Eventually, her parents asked her to move back home. A few months after her return, Lomas was hired as a nanny and said it was this job that brought clarity to pursuing a career in childcare.
Looking back at this period in her life, Lomas said, “I wouldn’t want to be in that situation again. I realized you have to surround yourself with good people and if that were ever to happen to anyone I know I would welcome them into my home.”
Not all are as fortunate as Lomas to have family reach out to mend broken lines of communication after losing their home.
Erika Rodriguez, a matriculation aide in the assessment department, was homeless at 15 years old after walking away from an abusive, toxic home environment.
Rodriguez said she did not know where she was going, but was taken in by a former neighbor and her family. All she took with her were clothing and school books.
“I expected my family to reach out and make me come back and when they didn’t, I was kind of like now I’m in survival mode,” Rodriguez said.
Rodriguez said there were times when she could not afford to make the daily commute to school or work and in some cases arrived at her host family’s home past midnight because she had to walk. Afraid of the dangers the situation posed, her best friend gave part of her lunch money to Rodriguez so she could have bus fare.
When advanced-placement testing season arrived, Rodriguez said she would act as if she did not want to take the tests when she was really hiding she could not afford them. By 18, she had saved enough money to get a place of her own.
Rodriguez said she can now laugh at the tough situations she encountered, which taught her to be patient and attain whatever she wanted through hard work. Now, as a married mother she hopes to pass on similar values to her two children.

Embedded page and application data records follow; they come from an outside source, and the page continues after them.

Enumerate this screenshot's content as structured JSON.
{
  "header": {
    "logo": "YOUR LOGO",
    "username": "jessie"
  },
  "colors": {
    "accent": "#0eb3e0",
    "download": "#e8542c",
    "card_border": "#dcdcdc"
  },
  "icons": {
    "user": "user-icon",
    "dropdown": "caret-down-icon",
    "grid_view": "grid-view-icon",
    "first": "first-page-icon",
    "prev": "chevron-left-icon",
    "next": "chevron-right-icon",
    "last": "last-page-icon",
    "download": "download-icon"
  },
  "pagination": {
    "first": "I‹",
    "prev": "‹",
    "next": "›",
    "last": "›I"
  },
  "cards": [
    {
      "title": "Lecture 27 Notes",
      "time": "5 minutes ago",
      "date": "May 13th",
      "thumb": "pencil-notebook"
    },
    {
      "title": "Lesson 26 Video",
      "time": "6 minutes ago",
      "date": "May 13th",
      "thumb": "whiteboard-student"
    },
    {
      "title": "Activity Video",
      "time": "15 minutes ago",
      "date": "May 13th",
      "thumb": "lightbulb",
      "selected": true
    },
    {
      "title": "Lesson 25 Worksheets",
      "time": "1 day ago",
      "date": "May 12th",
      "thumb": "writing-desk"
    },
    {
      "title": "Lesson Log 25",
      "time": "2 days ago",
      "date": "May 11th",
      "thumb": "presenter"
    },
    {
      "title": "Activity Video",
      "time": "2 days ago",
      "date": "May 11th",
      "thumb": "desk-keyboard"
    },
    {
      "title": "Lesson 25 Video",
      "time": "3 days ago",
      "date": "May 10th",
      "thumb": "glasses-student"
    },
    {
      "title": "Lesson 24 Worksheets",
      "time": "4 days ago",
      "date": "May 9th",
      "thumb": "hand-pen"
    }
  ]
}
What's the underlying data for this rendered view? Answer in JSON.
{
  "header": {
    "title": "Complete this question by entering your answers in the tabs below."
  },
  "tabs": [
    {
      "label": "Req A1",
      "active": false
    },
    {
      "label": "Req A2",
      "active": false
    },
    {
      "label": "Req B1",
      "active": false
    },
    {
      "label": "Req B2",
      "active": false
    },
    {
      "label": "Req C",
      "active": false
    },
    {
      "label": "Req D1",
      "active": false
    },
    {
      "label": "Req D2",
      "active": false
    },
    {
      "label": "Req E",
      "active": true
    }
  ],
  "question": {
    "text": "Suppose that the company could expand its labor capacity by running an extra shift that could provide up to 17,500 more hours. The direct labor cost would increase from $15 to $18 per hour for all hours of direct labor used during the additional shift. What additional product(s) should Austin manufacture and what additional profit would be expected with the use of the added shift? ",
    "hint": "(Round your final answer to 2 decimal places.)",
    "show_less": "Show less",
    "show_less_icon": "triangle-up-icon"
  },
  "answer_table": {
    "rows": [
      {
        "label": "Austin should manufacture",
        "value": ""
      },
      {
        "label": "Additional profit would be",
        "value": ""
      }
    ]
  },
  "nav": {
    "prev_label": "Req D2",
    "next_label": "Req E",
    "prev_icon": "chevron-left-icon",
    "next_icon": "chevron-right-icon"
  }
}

Rodriguez said, “Whenever things got really bad, I would just think about how other people had it worse because at least I had my arms, feet and a job.”